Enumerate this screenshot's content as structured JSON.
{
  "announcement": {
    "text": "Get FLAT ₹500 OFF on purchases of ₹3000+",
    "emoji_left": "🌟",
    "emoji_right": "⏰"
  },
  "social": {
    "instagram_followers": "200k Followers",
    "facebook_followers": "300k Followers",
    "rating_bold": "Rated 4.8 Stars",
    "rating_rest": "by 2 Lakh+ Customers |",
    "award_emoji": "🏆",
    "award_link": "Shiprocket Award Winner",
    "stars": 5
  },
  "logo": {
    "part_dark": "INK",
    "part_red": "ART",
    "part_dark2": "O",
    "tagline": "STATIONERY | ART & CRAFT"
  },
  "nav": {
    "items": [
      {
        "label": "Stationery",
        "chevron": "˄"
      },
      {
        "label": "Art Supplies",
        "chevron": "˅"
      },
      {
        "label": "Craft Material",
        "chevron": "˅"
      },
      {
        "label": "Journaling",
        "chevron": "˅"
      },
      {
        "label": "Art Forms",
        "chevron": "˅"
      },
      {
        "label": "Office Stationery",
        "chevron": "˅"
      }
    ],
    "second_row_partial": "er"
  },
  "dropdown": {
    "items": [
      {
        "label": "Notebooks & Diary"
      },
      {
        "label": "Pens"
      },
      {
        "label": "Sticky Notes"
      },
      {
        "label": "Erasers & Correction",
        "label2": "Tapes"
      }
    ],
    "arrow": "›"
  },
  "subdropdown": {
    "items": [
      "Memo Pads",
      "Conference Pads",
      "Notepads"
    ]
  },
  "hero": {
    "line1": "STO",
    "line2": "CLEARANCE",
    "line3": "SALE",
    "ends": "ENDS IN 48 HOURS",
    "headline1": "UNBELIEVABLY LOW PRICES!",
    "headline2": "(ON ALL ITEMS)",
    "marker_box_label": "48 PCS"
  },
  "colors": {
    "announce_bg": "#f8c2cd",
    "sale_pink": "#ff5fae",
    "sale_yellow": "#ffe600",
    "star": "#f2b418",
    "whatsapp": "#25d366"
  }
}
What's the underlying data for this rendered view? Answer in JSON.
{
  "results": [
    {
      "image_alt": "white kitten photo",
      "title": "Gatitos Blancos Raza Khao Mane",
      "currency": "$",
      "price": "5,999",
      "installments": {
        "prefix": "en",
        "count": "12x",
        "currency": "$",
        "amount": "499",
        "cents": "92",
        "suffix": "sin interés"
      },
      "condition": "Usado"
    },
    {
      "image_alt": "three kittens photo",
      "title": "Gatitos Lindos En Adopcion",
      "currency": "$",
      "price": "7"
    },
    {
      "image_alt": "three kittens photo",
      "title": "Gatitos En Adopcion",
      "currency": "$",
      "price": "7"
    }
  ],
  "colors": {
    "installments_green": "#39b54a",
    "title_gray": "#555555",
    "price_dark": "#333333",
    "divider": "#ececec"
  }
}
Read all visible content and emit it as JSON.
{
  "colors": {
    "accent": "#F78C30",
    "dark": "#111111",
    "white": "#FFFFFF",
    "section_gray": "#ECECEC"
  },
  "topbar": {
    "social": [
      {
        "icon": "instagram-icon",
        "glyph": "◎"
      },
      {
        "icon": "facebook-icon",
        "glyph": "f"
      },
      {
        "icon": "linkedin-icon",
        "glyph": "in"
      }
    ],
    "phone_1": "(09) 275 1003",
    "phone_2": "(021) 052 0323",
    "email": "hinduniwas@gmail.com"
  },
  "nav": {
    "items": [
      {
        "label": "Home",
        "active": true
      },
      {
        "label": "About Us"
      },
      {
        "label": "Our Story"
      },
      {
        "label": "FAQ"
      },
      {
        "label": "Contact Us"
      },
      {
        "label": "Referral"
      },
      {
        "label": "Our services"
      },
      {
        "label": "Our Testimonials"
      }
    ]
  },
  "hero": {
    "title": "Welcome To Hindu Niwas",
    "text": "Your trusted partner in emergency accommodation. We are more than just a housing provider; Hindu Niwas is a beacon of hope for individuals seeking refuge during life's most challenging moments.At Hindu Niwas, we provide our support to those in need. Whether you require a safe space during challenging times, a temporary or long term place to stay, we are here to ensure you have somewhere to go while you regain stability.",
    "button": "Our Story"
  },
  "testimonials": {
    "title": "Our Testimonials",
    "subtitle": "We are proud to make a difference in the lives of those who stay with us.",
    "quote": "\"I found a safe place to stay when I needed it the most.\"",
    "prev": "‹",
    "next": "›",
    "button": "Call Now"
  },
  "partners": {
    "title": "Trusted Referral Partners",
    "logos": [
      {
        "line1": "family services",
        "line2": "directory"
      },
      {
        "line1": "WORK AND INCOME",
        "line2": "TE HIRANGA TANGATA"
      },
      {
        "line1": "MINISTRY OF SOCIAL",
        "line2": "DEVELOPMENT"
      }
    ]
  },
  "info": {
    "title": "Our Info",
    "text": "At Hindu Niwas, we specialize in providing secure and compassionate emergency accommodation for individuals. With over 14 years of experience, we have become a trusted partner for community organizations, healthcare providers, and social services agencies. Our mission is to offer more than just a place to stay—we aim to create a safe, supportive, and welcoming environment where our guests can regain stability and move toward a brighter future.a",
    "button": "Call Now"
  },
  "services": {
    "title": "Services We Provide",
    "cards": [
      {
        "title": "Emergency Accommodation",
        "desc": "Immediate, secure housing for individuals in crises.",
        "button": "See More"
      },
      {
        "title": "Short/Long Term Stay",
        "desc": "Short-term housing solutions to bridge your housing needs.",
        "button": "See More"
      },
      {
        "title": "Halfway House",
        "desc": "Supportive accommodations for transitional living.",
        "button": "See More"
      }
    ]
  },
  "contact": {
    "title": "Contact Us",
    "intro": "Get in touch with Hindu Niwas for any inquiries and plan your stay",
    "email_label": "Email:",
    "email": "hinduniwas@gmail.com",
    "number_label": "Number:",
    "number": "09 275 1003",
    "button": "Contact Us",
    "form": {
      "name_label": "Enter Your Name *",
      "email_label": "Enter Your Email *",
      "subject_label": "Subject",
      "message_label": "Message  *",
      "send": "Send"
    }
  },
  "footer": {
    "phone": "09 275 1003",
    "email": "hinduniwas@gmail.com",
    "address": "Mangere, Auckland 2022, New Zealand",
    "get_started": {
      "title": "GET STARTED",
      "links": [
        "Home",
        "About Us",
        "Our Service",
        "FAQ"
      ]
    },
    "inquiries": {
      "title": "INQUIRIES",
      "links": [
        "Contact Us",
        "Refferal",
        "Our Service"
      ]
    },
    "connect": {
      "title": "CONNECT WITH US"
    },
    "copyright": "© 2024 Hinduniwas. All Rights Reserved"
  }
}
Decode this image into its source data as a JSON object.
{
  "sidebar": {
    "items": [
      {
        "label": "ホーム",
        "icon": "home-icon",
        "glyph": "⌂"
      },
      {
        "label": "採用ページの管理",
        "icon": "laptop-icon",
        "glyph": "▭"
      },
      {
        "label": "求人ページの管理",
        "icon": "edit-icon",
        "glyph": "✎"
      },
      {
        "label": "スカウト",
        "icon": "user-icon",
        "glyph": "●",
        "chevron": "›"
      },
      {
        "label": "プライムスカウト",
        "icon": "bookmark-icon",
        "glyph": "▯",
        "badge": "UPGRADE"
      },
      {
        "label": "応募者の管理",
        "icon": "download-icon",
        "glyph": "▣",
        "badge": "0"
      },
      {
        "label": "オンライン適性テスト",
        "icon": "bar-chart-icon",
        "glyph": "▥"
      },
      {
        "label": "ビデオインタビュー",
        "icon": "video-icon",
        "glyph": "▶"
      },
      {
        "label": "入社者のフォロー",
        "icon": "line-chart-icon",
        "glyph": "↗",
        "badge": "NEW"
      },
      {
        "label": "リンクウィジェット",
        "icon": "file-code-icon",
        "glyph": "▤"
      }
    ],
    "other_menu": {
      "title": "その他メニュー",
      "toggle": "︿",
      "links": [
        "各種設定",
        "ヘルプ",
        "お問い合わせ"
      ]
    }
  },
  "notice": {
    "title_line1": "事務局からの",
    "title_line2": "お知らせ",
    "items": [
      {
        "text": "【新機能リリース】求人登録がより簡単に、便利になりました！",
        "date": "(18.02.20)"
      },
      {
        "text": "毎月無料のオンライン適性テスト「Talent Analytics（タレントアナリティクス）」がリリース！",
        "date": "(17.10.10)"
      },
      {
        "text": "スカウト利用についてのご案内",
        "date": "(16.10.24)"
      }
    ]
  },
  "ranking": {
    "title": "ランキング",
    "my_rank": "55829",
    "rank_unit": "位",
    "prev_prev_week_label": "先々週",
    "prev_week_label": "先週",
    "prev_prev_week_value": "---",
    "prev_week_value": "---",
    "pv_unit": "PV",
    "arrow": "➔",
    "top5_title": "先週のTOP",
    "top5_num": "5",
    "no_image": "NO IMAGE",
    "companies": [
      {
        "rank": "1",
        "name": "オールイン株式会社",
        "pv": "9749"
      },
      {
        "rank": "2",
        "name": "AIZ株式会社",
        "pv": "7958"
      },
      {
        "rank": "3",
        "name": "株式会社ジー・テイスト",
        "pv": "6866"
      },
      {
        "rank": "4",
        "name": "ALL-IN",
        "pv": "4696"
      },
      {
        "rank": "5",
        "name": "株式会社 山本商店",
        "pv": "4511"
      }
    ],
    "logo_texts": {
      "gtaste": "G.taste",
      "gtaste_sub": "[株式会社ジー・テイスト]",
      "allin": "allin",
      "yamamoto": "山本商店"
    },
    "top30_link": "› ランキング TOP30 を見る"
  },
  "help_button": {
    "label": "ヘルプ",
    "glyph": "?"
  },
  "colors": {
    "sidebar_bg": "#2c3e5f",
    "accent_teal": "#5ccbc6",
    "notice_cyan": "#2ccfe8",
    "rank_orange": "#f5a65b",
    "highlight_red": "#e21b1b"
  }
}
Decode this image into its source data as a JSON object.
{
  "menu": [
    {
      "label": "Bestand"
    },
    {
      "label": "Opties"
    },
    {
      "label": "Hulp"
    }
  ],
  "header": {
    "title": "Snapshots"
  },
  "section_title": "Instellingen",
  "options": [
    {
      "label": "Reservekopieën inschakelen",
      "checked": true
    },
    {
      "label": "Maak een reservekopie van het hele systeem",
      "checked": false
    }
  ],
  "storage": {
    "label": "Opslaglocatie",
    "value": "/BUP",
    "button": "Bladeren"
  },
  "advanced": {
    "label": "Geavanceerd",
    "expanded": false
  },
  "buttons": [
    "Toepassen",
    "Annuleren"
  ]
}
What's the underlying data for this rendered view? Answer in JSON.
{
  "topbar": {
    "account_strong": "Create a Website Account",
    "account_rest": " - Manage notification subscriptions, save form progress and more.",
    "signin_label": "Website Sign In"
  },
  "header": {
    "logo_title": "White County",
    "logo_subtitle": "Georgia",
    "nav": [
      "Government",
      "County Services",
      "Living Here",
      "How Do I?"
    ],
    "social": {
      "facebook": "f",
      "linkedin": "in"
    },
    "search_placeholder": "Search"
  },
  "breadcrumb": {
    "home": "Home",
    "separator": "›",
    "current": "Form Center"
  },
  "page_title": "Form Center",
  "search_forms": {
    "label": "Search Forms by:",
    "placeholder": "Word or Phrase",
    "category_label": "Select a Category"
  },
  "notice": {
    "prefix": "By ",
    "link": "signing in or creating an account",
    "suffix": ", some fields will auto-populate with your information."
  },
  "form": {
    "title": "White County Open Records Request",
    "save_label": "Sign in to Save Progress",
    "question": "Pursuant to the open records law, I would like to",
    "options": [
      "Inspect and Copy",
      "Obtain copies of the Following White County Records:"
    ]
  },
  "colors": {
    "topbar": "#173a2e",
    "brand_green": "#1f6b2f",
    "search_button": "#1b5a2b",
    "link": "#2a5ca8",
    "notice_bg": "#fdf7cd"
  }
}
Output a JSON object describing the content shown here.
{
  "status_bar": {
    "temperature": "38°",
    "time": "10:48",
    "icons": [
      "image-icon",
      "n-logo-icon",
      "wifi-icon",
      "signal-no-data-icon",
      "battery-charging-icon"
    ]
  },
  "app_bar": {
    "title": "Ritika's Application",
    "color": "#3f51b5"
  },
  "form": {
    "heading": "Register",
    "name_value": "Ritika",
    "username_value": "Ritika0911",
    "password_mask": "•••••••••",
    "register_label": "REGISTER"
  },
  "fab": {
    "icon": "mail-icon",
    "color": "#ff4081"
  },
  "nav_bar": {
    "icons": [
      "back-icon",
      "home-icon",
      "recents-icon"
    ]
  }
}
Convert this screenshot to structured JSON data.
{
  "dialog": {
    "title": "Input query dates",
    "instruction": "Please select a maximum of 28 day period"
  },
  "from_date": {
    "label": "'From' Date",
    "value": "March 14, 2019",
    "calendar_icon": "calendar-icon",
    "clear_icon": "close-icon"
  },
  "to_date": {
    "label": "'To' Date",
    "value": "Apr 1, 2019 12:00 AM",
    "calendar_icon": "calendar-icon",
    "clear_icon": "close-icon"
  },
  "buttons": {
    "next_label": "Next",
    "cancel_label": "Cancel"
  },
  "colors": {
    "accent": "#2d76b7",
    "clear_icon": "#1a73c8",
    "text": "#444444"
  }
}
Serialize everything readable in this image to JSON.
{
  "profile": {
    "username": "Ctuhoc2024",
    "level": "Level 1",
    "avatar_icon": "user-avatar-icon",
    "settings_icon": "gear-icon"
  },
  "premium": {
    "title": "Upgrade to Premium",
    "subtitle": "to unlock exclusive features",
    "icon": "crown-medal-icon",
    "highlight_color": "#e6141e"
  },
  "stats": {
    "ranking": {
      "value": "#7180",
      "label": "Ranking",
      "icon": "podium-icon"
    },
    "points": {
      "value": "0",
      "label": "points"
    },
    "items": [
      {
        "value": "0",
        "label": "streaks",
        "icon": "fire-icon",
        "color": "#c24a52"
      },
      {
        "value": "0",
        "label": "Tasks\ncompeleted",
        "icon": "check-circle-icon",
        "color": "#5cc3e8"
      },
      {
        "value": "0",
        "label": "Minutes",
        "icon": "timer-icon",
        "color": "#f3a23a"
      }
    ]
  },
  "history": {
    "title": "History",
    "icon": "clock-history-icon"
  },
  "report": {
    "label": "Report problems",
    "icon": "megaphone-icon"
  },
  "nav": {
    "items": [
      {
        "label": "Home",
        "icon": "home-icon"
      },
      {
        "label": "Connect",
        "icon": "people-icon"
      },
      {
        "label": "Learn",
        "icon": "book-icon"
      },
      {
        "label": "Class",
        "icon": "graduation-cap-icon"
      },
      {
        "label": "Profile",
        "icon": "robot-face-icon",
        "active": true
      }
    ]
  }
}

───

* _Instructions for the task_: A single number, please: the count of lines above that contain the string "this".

* _Task output_: 7